--- START ---

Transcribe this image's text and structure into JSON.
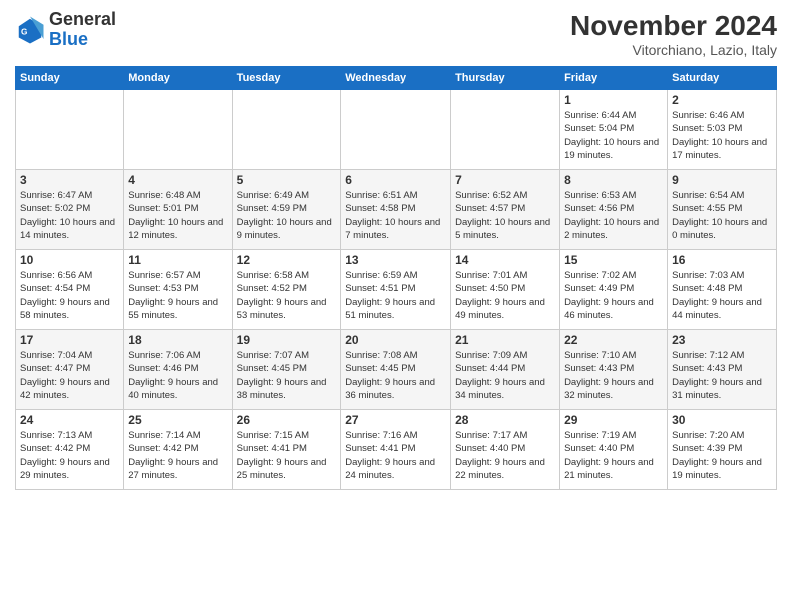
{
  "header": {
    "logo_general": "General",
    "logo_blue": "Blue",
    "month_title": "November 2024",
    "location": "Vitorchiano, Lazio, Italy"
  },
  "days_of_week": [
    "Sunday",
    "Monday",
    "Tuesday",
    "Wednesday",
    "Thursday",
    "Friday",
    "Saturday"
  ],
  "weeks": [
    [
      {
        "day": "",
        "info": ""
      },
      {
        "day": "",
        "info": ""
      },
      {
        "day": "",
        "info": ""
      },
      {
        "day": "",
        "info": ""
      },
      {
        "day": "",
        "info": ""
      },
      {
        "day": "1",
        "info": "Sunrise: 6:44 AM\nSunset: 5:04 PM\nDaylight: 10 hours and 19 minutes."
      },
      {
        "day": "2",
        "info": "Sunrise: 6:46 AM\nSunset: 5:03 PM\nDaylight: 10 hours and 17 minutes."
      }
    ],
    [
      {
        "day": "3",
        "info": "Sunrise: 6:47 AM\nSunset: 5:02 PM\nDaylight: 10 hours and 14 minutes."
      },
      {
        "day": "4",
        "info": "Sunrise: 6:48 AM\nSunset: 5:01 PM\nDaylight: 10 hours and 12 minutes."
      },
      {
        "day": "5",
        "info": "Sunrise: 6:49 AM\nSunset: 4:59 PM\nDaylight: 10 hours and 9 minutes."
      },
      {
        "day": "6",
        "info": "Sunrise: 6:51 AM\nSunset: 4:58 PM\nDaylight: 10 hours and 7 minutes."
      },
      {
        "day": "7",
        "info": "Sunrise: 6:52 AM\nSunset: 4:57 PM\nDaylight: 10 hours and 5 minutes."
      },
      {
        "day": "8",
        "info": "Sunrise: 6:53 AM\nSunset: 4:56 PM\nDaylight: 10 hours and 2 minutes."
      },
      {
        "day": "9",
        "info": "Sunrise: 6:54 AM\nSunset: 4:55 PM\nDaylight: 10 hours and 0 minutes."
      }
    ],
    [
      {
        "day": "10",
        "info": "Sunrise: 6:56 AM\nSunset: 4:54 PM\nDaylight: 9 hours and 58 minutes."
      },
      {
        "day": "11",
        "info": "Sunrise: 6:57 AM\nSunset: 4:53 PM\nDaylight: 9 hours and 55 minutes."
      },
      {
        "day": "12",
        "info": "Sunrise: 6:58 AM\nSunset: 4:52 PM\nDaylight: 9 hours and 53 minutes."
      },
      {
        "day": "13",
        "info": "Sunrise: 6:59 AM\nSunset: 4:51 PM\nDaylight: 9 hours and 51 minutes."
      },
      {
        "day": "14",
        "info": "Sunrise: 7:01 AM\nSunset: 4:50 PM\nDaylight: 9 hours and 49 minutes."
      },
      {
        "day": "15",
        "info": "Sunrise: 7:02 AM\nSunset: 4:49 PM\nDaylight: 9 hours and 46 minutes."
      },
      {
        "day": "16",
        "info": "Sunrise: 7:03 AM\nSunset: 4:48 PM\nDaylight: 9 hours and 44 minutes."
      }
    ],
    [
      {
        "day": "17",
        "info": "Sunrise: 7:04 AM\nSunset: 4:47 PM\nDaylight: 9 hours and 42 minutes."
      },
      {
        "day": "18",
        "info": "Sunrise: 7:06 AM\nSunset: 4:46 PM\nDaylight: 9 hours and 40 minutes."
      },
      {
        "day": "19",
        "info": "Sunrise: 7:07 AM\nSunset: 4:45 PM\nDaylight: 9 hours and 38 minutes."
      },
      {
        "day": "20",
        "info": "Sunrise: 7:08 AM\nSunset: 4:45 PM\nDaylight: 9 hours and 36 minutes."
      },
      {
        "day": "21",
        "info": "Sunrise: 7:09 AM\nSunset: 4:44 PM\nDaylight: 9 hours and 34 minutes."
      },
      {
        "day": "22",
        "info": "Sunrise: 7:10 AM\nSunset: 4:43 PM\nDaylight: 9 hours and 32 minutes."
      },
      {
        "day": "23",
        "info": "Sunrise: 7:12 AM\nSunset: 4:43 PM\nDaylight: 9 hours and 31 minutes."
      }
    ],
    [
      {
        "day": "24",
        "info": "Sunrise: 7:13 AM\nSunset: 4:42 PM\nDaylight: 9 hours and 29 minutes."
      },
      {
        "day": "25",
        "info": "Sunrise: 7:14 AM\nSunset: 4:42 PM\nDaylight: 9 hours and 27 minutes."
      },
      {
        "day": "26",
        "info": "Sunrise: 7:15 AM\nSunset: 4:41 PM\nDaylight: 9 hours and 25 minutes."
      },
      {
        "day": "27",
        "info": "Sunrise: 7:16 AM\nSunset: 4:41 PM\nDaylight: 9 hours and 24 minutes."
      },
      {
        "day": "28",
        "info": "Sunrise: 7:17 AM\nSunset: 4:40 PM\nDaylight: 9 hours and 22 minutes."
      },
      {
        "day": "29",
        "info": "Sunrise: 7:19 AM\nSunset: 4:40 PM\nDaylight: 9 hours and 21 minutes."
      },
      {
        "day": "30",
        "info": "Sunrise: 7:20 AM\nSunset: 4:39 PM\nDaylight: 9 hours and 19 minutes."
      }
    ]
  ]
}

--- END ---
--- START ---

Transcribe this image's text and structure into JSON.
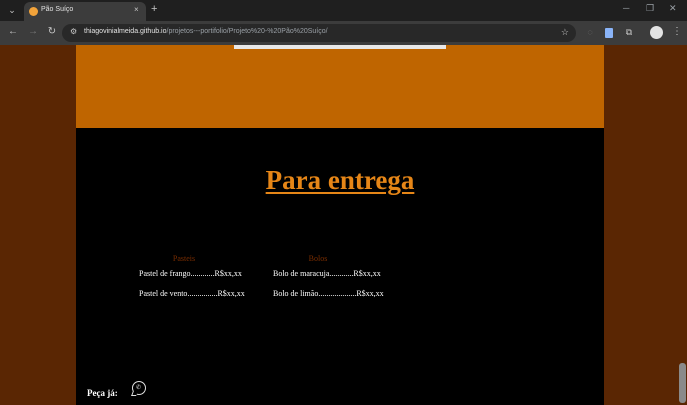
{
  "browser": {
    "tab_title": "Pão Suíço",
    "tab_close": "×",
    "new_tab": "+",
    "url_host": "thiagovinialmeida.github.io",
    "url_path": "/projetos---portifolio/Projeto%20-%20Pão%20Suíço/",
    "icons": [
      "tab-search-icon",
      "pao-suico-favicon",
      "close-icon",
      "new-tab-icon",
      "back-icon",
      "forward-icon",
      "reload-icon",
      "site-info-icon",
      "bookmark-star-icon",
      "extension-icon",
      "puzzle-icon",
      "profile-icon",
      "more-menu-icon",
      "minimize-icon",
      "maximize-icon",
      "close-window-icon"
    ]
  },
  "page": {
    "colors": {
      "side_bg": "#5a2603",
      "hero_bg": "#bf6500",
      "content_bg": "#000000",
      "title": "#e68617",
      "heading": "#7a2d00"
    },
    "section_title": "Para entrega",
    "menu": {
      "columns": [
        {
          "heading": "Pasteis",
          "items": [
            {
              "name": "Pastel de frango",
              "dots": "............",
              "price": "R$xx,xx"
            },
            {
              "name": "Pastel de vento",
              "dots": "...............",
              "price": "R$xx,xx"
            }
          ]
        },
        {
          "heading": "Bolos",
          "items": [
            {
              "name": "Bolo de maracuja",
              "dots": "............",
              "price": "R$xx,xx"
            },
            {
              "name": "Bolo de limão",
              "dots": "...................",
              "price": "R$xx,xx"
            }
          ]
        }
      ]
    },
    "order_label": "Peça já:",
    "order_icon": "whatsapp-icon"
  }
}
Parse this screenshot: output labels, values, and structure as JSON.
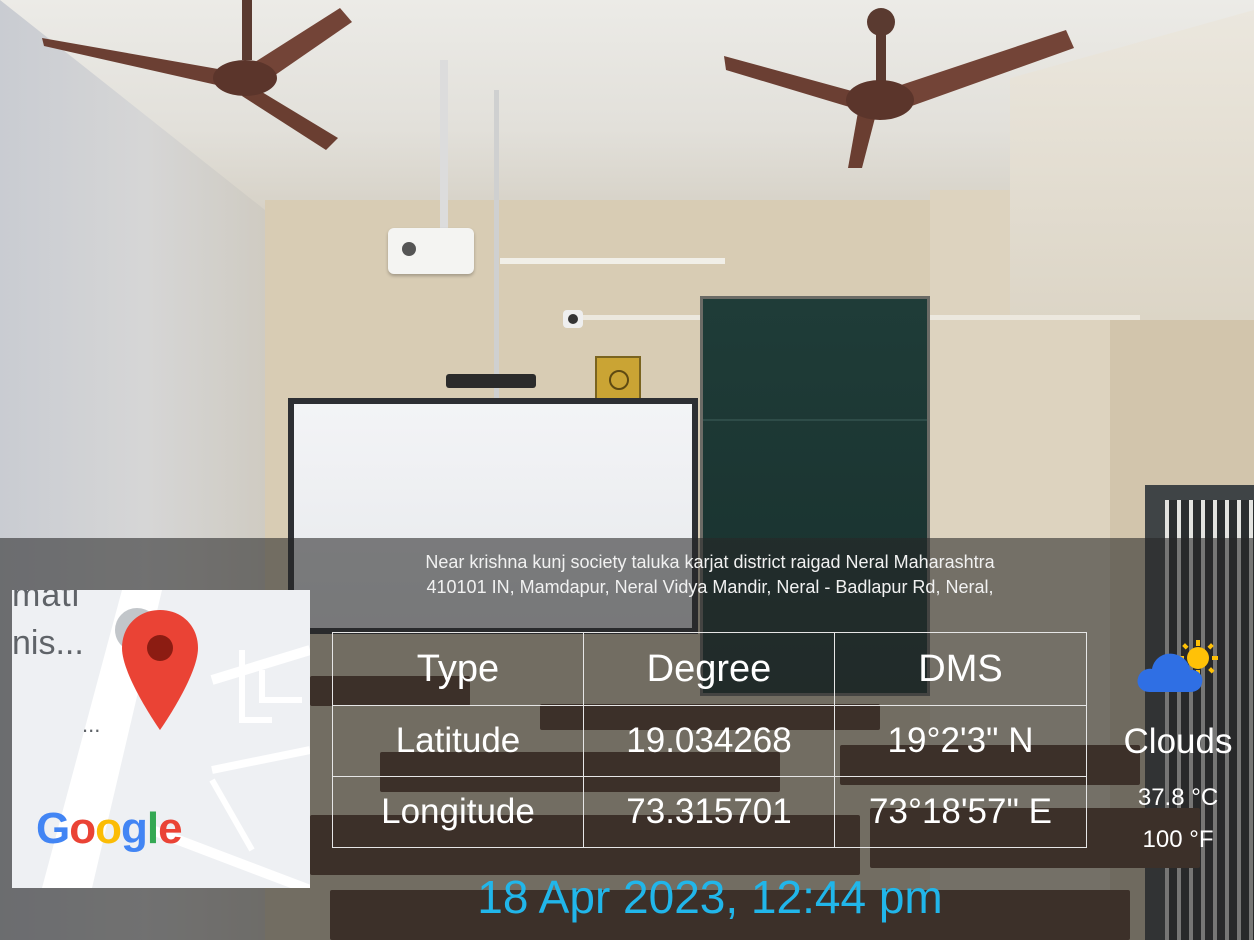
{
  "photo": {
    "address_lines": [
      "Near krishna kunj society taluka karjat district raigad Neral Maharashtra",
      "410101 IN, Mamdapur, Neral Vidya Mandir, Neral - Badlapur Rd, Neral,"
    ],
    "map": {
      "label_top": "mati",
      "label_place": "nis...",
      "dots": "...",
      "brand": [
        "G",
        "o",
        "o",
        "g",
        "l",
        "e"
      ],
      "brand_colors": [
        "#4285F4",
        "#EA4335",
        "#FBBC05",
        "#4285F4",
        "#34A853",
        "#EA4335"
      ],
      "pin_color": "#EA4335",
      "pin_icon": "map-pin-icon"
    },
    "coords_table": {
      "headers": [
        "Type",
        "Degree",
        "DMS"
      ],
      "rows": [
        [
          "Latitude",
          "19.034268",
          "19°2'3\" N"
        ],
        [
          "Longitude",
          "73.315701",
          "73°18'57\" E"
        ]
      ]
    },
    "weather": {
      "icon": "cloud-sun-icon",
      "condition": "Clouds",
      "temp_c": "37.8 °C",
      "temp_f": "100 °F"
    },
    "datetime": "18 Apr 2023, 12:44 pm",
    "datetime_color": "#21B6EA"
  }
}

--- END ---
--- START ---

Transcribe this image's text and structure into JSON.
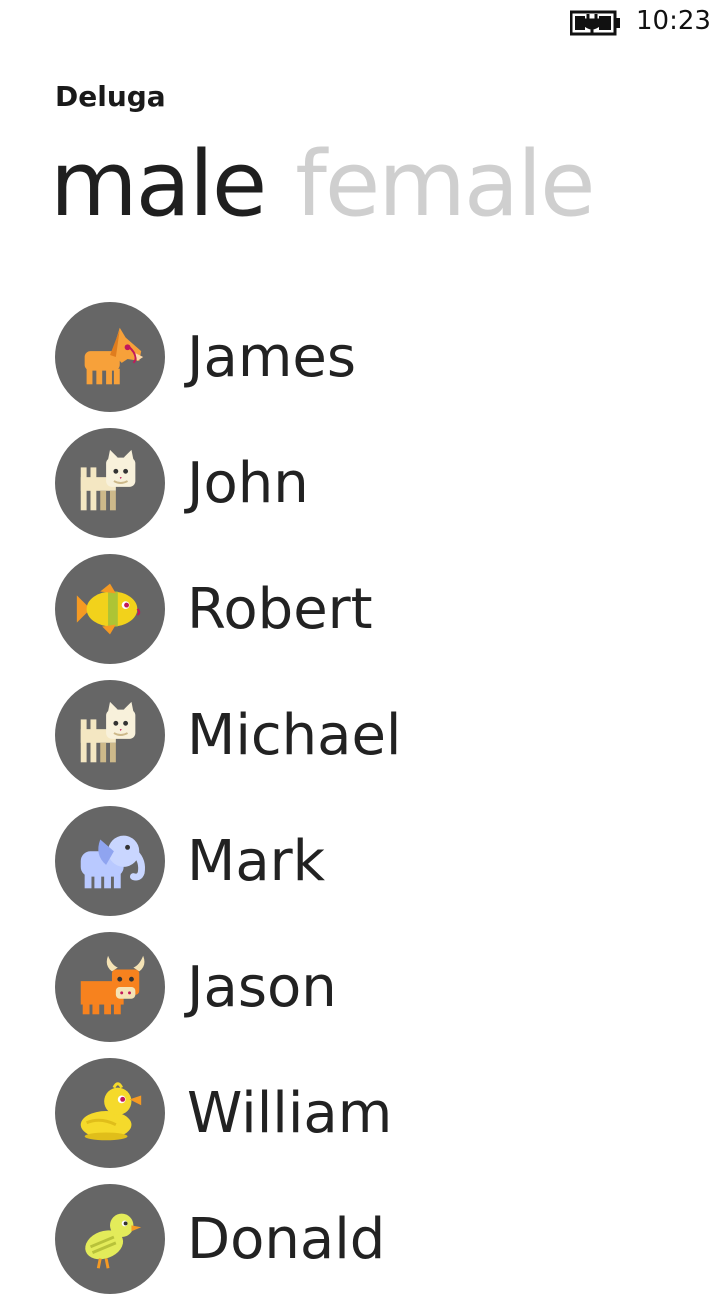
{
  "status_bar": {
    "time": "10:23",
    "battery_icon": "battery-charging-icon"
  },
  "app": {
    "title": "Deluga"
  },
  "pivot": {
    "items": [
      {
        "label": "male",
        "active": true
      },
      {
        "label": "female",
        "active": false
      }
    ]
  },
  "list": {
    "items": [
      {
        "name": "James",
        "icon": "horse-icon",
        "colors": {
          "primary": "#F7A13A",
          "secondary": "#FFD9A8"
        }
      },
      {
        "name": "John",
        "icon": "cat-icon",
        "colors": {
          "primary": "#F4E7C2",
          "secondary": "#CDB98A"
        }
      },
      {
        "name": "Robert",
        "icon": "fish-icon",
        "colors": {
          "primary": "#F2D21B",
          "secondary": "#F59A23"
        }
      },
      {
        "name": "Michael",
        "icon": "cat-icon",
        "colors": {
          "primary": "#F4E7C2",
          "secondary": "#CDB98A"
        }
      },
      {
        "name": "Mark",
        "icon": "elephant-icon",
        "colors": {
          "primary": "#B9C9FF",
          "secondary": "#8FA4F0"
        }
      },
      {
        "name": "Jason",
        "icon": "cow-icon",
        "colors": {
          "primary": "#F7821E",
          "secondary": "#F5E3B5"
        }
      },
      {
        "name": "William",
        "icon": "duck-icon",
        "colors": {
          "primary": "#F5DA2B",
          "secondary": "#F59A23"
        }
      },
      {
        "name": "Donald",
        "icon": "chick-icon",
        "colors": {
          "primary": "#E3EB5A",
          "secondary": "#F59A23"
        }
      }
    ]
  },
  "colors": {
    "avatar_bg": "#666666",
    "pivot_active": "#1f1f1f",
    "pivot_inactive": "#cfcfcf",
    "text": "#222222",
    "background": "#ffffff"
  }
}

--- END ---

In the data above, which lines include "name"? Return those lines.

              "name": "Pastel de frango",
              "name": "Pastel de vento",
              "name": "Bolo de maracuja",
              "name": "Bolo de limão",
        "name": "James",
        "name": "John",
        "name": "Robert",
        "name": "Michael",
        "name": "Mark",
        "name": "Jason",
        "name": "William",
        "name": "Donald",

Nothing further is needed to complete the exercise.